- Problem: Even if a line seems odd, print it as it is, and include every record.
►
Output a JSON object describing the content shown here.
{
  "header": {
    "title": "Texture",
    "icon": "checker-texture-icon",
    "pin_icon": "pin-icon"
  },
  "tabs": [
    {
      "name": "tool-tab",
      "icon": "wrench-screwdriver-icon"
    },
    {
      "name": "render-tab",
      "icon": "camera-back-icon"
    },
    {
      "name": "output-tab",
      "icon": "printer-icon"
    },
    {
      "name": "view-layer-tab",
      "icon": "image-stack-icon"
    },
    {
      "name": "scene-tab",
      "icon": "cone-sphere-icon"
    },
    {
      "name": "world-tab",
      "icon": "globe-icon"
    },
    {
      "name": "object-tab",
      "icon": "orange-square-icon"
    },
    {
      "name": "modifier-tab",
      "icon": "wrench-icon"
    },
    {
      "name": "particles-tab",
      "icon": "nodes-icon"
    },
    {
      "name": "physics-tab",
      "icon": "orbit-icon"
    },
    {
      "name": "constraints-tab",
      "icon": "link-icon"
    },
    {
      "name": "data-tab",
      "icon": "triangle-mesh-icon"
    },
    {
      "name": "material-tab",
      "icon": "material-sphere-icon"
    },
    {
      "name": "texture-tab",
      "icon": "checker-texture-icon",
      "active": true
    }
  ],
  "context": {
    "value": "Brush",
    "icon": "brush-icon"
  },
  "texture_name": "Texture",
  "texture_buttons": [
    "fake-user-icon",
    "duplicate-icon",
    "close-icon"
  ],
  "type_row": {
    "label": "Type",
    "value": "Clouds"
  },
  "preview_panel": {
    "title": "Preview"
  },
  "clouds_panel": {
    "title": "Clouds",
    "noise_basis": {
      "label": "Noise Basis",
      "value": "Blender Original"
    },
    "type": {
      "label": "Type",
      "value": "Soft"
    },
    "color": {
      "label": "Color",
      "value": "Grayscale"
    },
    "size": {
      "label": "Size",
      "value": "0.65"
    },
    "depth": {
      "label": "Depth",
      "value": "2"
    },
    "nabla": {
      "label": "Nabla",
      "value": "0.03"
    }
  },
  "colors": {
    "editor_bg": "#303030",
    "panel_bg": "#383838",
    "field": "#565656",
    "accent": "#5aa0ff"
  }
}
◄
- Answer to this task:
Output a JSON object describing the content shown here.
{
  "header": {
    "title": "Texture",
    "icon": "checker-texture-icon",
    "pin_icon": "pin-icon"
  },
  "tabs": [
    {
      "name": "tool-tab",
      "icon": "wrench-screwdriver-icon"
    },
    {
      "name": "render-tab",
      "icon": "camera-back-icon"
    },
    {
      "name": "output-tab",
      "icon": "printer-icon"
    },
    {
      "name": "view-layer-tab",
      "icon": "image-stack-icon"
    },
    {
      "name": "scene-tab",
      "icon": "cone-sphere-icon"
    },
    {
      "name": "world-tab",
      "icon": "globe-icon"
    },
    {
      "name": "object-tab",
      "icon": "orange-square-icon"
    },
    {
      "name": "modifier-tab",
      "icon": "wrench-icon"
    },
    {
      "name": "particles-tab",
      "icon": "nodes-icon"
    },
    {
      "name": "physics-tab",
      "icon": "orbit-icon"
    },
    {
      "name": "constraints-tab",
      "icon": "link-icon"
    },
    {
      "name": "data-tab",
      "icon": "triangle-mesh-icon"
    },
    {
      "name": "material-tab",
      "icon": "material-sphere-icon"
    },
    {
      "name": "texture-tab",
      "icon": "checker-texture-icon",
      "active": true
    }
  ],
  "context": {
    "value": "Brush",
    "icon": "brush-icon"
  },
  "texture_name": "Texture",
  "texture_buttons": [
    "fake-user-icon",
    "duplicate-icon",
    "close-icon"
  ],
  "type_row": {
    "label": "Type",
    "value": "Clouds"
  },
  "preview_panel": {
    "title": "Preview"
  },
  "clouds_panel": {
    "title": "Clouds",
    "noise_basis": {
      "label": "Noise Basis",
      "value": "Blender Original"
    },
    "type": {
      "label": "Type",
      "value": "Soft"
    },
    "color": {
      "label": "Color",
      "value": "Grayscale"
    },
    "size": {
      "label": "Size",
      "value": "0.65"
    },
    "depth": {
      "label": "Depth",
      "value": "2"
    },
    "nabla": {
      "label": "Nabla",
      "value": "0.03"
    }
  },
  "colors": {
    "editor_bg": "#303030",
    "panel_bg": "#383838",
    "field": "#565656",
    "accent": "#5aa0ff"
  }
}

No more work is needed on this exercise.